The founder of the Public School System in Brownsville, also founded the Public Library System in the city. A collection that moved from place to place until it finally found a home.
Today it’s part of the Brownsville Fire Department, but nearly one hundred years ago, it was the product of years of hard work and dedication from a group of people who wanted the city to grow and learn.
As Brownsville moved into the 19th century, the only library available was from the business office of a pioneer in Brownsville and South Texas history.
“We go back just to the turn of the century 1895 or so the only library that Brownsville had was the personal library of Captain William Kelly, a steam boat captain in Brownsville,” said Eugene Fernandez, Commissioner of the Cameron County Historical Commission.
But as years passed, a group of women, known as the Learner’s Club, believed the city needed more. So they went on a mission to establish a public library for Brownsville.
Which resulted in a home in 1910 in the Stegman building for six years, when it moved to the Brownsville Herald Building, and then to Market Square, until it finally found its own location, a stand-alone library located on East Adams and 10th street.
The library remained there until 1954, when Jacob Brown Auditorium Complex opened, and a space was created in the name of “The Zachary Taylor Library, and then the Arnulfo Oliveira Memorial Library at Texas Southmost College.
Today, the city’s public library is now in two expansive locations, where residents can seek out the information and education they need.
“It’s a collection of knowledge of humanity so you can see why Brownsville throughout all of this evolutionary process was bent upon having a library to serve its public,” Fernandez said.

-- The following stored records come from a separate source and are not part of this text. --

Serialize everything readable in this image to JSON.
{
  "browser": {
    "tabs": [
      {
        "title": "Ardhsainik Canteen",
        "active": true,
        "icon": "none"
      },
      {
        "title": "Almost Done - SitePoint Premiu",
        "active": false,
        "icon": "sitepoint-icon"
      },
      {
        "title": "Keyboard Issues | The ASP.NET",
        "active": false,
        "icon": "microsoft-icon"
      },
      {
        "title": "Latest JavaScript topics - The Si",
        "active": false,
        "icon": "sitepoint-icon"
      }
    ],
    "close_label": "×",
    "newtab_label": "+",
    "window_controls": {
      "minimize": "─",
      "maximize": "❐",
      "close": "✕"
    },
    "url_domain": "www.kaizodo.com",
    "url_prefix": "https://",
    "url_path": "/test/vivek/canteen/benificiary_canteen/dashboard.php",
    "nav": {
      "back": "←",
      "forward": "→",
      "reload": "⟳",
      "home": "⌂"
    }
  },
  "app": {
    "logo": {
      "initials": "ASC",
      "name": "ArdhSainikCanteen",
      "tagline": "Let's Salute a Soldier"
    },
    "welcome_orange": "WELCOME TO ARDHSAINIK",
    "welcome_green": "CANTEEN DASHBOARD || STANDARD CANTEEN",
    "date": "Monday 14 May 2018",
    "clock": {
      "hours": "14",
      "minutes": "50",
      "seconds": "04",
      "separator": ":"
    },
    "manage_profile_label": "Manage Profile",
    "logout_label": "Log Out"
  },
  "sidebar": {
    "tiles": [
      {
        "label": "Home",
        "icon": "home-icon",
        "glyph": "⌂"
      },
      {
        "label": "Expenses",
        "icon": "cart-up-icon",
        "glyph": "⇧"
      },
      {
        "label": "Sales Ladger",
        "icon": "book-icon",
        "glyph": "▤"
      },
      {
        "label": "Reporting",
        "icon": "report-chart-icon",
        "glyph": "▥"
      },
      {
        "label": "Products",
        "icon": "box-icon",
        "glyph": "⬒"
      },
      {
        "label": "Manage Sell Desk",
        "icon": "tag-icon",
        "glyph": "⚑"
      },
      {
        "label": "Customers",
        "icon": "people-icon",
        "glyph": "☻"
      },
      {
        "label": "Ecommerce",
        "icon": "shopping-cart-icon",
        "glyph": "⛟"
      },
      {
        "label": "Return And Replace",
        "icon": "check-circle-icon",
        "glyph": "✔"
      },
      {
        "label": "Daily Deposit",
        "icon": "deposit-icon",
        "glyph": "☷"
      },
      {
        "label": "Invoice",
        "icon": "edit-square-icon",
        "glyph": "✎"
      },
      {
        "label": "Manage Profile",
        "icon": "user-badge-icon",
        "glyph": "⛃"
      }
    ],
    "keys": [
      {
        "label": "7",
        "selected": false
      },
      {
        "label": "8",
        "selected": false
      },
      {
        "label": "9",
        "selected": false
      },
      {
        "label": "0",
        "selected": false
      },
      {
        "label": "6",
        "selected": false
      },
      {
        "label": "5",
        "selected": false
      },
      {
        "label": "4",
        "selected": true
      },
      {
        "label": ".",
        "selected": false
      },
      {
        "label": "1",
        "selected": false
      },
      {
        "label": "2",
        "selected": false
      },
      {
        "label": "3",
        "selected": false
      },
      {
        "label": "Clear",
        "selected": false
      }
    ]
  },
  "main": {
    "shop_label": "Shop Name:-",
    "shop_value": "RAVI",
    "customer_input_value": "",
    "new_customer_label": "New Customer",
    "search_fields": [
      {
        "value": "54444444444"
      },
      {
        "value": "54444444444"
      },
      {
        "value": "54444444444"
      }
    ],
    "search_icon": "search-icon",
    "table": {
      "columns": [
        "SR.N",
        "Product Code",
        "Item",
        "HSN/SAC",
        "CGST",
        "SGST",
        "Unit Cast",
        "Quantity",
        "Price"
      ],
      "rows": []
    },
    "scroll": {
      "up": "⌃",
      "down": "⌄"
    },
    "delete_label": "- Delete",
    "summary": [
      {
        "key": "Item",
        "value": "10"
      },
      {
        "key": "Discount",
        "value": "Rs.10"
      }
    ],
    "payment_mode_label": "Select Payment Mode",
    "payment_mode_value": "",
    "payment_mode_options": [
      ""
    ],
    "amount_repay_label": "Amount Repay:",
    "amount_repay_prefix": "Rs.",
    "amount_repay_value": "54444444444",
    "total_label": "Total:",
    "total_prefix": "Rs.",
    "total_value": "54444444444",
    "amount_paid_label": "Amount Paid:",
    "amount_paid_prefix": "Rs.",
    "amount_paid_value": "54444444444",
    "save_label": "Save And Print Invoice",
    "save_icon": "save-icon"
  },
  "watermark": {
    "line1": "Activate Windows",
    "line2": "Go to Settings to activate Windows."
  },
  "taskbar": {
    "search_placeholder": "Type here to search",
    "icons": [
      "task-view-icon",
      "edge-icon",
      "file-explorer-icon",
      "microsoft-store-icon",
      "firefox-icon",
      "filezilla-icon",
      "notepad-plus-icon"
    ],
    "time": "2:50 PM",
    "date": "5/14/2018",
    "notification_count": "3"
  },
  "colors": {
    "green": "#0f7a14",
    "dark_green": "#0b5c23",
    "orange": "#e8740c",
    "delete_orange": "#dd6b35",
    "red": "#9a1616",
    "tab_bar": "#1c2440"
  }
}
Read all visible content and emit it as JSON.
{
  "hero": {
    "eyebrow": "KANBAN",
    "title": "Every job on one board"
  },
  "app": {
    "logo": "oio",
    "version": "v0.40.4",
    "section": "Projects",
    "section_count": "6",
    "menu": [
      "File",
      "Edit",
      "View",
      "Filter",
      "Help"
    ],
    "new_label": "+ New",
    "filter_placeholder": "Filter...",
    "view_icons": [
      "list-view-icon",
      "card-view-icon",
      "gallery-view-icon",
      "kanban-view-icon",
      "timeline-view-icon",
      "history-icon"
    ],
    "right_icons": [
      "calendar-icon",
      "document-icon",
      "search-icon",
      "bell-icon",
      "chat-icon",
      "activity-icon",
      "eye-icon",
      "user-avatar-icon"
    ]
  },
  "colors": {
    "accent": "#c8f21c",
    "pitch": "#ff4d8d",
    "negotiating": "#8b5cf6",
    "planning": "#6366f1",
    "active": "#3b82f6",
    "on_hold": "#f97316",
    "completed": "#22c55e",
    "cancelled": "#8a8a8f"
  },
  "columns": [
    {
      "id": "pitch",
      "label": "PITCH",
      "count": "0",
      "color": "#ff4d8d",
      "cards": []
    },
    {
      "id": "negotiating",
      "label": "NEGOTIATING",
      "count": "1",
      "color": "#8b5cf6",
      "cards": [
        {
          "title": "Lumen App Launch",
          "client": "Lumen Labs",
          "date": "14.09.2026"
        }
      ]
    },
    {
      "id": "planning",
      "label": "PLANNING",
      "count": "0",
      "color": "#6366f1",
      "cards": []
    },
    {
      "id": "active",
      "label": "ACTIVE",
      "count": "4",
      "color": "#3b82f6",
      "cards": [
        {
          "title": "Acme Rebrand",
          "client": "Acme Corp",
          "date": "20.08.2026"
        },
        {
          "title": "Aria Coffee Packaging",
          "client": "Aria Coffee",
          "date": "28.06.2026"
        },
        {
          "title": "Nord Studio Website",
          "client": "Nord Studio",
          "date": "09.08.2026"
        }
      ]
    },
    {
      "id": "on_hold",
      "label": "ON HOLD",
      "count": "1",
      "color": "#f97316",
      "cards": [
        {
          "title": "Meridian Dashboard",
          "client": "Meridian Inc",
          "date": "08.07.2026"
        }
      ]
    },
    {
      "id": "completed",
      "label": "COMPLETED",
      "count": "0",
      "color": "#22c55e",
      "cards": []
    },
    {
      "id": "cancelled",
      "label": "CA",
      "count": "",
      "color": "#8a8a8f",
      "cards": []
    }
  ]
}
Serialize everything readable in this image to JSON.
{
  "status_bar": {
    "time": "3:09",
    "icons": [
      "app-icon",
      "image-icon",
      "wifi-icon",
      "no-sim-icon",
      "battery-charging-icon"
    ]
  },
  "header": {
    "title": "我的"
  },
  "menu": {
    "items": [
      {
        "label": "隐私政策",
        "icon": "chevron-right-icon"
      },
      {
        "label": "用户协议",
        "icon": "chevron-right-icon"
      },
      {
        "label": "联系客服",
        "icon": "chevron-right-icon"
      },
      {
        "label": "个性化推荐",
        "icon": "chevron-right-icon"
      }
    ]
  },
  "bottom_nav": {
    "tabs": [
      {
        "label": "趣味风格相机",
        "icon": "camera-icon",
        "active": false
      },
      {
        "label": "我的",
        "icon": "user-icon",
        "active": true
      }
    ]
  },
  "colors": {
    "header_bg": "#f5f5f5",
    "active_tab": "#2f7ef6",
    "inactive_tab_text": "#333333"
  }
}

The Learners Club still exists and continues to support the Brownsville Public Library System by donating funds, books and historical maps.